I see his small, bare, size 5 feet poking out from under the bottom row of clothes hanging in our closet. He isn’t aware that his feet are showing, assuming that if he can’t see me then he can’t be seen. It’s adorable.I pretend for a few minutes that I can’t see him and that he has bamboozled me. I hear him giggle. My heart swells at those high pitched chuckles.
Then I swoop in for the attack. I grab his exposed feet and he breaks out into full laughter. However, at this moment the tables are turned. Gabe’s laughter becomes a growl and the bear hidden inside him charges forward and chases me through the house until he “tackles” me in the den. His smile is stretched from ear to ear and his mischievous giggling is incessant. He runs circles around me (soon in more ways than I will be able to count) as he prepares to dive bomb on top of me. He finally turns in for his attack run and lands on my chest.
I let him overpower me because it’s important for him to know he is strong and will be strong and how to not abuse or misuse that strength. I let him win because my biological father, Carl, would never let me win.
I only knew Carl for 1 year of my life; between ages 9 and 10 years. It was a traumatic year. For example, our “wrestling” matches always turned into him pinning me and laying on me until I almost passed out from lack of breath or he would trap me in a blanket or sleeping bag by cinching it’s end together, prohibiting escape. Sure, maybe it made me “tougher” but I never thought, felt, or sensed Car loved me. There was rarely an interaction with him that wasn’t violent or frightening.
No matter how I cried or asked to stop “playing,” he wouldn’t relent until he’d had his laughs, literally. Then he would call me names like cry baby or sissy. I just wanted a dad who loved me. Fortunately, I would receive that dad later in my life when I met my step-dad, Bill.
I don’t have a template for what a heathy, loving dad looks or lives like before the age of 13. So, I fill in the blanks.

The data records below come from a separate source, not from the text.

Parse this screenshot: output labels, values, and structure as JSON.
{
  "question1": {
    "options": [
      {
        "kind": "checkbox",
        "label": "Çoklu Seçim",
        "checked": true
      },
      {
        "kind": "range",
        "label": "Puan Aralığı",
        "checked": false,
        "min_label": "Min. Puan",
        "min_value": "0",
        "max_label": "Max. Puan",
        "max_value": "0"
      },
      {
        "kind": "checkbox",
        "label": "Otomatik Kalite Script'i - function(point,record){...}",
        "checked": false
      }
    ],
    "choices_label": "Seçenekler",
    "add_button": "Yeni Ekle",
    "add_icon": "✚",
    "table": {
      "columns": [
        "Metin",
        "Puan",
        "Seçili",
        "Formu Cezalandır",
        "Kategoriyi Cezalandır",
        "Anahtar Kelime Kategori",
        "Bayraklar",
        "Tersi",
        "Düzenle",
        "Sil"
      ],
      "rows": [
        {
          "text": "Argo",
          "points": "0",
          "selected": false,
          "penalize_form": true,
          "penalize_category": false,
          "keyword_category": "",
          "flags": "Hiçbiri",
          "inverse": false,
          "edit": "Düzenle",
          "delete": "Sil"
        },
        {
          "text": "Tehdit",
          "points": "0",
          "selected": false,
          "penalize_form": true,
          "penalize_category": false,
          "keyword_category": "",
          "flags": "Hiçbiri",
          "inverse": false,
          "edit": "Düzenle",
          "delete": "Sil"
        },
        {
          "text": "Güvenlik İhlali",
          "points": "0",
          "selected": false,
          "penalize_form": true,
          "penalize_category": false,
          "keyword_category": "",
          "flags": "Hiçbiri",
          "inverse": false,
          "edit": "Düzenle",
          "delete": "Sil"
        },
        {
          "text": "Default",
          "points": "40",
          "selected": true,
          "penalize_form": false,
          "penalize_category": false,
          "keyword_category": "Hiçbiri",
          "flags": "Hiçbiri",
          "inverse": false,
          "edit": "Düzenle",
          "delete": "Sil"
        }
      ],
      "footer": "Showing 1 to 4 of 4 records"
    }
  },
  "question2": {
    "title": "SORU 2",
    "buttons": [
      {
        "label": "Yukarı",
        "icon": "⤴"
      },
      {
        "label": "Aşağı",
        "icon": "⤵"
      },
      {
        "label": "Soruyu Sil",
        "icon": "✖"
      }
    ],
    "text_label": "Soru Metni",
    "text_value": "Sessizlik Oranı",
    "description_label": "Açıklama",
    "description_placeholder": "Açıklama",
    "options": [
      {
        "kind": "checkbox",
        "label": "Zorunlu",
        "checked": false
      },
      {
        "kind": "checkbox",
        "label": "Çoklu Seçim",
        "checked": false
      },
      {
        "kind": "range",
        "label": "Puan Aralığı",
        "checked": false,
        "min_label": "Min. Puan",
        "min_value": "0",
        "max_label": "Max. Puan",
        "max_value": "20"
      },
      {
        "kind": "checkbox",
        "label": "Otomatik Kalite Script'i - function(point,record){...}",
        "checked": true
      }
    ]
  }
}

I look to other dads who have inspired me as they raised their young sons; dads like my uncles Russ and Gary, as well as mentors and friends in Scott Smith, David Hopkins, Paul Ballowe, Ray Ward, Brian Niece, Nate Ward, and Rob Patterson.
Books like The Five Love Languages of Children, Wild at Heart, Way of the Wild Heart/Fathered by God, Killing Lions and Telling God’s Story have proven invaluable.
The more I endeavor to love my son, the more I discover about the great lengths of God’s love for me and the rest of us. The game I play with Gabe as he is hiding in the wardrobe isn’t too much unlike God’s efforts toward me.
I’m all smiles too.